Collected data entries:
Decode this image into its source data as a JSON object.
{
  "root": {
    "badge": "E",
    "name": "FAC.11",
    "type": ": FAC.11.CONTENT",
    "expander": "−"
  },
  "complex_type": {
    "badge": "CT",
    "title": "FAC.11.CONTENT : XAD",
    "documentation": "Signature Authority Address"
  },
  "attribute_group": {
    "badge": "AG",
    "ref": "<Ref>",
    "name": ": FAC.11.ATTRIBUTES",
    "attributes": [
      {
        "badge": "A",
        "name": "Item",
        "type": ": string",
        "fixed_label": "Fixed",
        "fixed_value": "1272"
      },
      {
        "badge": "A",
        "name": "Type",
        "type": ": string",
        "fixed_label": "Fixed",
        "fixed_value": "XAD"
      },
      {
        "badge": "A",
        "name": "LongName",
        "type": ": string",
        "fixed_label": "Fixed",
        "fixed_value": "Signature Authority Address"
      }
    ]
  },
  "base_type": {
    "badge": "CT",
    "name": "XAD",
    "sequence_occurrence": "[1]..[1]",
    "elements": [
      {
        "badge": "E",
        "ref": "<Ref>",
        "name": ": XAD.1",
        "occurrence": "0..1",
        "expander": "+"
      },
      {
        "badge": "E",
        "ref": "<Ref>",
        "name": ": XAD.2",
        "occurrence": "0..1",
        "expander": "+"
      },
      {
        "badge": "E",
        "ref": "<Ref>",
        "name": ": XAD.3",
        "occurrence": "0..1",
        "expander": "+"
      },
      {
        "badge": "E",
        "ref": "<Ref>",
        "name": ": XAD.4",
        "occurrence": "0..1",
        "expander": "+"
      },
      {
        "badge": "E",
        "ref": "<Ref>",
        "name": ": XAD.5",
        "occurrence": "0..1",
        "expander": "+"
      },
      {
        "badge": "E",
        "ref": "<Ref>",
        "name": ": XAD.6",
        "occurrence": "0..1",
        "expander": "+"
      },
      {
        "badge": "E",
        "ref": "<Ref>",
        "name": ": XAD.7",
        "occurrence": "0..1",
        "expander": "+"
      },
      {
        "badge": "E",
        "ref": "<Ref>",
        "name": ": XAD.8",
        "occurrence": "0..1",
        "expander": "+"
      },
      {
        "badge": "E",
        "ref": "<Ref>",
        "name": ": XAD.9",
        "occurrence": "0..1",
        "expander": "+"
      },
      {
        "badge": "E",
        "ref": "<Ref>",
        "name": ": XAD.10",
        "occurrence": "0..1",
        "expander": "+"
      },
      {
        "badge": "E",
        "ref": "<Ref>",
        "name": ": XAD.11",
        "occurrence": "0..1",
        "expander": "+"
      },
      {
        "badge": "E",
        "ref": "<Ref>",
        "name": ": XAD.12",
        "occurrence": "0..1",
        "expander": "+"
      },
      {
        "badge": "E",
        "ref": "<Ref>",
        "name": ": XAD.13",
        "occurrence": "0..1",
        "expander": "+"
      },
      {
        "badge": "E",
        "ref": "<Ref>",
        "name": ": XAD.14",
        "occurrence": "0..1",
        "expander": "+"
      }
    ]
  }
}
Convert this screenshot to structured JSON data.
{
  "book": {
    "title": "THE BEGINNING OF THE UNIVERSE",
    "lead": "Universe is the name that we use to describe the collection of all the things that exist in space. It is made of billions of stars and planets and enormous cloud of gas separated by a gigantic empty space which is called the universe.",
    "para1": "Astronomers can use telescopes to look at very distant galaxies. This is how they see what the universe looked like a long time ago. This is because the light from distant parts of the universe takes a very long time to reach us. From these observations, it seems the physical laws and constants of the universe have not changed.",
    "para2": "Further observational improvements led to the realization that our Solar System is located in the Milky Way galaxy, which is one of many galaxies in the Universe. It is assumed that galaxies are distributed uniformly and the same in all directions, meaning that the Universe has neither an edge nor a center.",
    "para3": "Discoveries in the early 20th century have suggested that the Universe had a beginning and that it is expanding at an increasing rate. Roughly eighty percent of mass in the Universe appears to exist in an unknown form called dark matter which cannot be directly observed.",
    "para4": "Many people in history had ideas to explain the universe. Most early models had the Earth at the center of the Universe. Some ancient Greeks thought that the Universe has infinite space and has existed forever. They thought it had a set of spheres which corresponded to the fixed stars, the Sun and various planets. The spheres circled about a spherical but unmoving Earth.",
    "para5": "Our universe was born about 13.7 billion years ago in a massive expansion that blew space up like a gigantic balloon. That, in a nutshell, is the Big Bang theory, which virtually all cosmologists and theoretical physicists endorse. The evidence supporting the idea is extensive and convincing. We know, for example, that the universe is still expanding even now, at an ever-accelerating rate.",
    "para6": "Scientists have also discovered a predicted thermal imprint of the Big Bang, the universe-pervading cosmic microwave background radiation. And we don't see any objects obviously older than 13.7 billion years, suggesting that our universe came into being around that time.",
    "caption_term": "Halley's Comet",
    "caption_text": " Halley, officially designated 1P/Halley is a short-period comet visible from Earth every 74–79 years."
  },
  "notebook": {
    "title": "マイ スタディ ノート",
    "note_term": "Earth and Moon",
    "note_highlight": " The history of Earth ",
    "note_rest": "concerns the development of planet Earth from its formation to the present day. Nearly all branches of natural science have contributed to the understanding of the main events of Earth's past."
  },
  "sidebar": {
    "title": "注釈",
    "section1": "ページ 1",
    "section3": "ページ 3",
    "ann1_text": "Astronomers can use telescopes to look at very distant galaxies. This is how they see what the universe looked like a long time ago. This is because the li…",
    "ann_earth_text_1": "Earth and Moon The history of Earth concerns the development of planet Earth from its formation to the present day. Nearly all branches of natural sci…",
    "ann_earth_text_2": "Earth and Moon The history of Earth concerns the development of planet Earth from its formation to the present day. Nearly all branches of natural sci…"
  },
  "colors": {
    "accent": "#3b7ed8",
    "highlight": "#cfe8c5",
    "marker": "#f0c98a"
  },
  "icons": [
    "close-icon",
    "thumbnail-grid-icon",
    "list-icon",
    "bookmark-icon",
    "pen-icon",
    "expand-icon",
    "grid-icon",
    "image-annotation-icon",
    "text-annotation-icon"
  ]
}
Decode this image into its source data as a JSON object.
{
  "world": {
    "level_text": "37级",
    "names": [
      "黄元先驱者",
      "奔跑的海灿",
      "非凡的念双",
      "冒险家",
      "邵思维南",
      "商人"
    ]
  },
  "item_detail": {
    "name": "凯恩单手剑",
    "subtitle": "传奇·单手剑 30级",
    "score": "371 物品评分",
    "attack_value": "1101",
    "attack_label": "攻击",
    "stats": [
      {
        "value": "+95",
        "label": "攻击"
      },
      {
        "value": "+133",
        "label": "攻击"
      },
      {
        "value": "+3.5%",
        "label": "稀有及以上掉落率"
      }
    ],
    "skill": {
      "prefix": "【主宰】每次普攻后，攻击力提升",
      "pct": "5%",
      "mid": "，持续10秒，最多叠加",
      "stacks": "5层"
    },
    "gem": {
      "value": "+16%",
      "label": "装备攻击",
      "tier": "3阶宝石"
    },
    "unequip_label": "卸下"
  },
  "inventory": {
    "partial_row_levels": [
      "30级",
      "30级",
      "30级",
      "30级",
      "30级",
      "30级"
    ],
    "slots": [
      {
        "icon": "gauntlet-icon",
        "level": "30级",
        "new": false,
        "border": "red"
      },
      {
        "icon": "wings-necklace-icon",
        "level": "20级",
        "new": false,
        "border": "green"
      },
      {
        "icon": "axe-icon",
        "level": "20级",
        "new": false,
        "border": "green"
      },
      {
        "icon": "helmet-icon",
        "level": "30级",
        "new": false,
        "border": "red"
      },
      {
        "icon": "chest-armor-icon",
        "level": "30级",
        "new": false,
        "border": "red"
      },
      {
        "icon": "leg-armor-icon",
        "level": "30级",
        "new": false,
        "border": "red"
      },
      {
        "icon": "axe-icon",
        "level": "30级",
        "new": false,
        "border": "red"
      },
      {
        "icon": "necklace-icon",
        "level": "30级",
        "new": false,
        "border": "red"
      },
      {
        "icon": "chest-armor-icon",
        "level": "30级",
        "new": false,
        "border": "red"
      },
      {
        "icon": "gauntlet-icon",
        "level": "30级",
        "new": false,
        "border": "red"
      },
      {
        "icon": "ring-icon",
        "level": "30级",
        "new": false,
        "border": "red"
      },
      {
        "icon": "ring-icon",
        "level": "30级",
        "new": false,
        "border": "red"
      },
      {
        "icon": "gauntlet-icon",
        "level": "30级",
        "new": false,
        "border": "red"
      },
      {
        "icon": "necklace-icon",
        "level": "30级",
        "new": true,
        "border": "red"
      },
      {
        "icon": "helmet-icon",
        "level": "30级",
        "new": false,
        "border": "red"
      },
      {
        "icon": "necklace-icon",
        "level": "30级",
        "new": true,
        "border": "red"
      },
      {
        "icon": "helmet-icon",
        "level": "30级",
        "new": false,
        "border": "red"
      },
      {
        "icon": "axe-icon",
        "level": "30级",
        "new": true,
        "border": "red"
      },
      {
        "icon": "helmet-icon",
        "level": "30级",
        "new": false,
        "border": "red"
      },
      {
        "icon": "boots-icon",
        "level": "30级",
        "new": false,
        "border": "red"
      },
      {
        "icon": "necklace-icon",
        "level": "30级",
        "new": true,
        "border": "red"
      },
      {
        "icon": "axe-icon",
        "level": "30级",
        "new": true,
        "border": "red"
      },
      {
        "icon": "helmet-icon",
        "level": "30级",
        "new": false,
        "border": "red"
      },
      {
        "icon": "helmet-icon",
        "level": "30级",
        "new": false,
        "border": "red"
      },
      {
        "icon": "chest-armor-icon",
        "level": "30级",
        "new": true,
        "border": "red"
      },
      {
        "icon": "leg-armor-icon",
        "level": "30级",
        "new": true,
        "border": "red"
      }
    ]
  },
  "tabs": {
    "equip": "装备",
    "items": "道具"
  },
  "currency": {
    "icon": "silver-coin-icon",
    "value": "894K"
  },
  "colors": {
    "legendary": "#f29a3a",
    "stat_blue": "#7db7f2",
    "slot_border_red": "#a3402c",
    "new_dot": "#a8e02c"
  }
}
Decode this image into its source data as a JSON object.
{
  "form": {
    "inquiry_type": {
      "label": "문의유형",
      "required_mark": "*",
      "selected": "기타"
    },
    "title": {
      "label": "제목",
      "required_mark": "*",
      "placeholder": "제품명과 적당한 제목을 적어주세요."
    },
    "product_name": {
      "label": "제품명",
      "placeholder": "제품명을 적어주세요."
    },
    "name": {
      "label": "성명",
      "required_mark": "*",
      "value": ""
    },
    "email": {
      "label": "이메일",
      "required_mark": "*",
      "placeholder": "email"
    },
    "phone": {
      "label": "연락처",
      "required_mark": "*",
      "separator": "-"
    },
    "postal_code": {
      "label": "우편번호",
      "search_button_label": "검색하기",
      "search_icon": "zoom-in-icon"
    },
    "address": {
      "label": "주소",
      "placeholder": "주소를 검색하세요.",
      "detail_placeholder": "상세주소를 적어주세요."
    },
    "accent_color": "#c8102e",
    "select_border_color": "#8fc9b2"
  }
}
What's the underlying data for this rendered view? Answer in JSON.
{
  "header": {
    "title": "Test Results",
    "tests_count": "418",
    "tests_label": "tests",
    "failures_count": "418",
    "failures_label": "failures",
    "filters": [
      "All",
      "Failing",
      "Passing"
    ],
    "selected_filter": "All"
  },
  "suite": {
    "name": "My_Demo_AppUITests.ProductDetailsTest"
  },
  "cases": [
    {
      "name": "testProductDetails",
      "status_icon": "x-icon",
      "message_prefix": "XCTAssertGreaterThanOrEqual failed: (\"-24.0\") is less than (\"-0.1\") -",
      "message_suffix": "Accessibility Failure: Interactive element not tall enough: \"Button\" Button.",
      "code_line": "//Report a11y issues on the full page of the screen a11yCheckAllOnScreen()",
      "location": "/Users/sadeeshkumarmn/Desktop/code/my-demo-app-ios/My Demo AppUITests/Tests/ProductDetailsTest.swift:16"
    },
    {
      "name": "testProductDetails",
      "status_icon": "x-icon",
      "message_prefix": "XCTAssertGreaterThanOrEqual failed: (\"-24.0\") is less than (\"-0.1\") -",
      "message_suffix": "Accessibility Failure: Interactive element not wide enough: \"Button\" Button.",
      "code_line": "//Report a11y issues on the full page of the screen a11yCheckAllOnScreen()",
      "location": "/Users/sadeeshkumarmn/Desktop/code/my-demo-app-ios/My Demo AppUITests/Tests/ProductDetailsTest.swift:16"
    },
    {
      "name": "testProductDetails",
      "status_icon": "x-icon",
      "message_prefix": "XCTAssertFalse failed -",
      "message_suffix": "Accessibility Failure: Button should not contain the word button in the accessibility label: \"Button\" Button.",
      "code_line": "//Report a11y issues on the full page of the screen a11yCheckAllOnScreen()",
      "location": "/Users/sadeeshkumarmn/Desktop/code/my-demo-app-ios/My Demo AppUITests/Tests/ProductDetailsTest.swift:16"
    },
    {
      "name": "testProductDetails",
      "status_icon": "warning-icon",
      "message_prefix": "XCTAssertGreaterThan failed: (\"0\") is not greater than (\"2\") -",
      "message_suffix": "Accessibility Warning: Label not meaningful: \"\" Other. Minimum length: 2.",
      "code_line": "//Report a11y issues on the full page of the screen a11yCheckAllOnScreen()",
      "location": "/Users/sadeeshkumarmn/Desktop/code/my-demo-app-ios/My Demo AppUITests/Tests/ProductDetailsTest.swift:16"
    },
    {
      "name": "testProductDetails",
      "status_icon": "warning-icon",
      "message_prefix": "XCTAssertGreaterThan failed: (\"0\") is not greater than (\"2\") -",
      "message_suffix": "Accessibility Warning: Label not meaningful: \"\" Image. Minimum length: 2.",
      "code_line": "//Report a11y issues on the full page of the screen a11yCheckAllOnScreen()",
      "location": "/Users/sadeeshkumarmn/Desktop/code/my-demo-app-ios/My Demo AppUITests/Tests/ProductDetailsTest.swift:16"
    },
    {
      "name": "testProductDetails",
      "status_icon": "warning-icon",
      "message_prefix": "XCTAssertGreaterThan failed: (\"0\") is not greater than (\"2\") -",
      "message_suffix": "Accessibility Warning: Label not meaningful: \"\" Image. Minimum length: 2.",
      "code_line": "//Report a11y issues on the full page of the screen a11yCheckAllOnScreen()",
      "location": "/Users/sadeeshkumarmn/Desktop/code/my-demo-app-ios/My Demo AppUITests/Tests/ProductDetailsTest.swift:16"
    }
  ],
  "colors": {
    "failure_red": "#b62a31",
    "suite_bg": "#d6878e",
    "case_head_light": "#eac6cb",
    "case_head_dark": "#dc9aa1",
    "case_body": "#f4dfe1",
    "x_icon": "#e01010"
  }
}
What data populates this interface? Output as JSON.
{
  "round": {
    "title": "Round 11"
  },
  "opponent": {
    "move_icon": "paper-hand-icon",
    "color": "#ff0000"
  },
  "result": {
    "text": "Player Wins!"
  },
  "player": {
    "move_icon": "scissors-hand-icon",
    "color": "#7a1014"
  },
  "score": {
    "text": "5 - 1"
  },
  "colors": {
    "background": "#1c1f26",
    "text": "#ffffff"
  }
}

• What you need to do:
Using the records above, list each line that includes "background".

• Written reply:
    "para6": "Scientists have also discovered a predicted thermal imprint of the Big Bang, the universe-pervading cosmic microwave background radiation. And we don't see any objects obviously older than 13.7 billion years, suggesting that our universe came into being around that time.",
    "background": "#1c1f26",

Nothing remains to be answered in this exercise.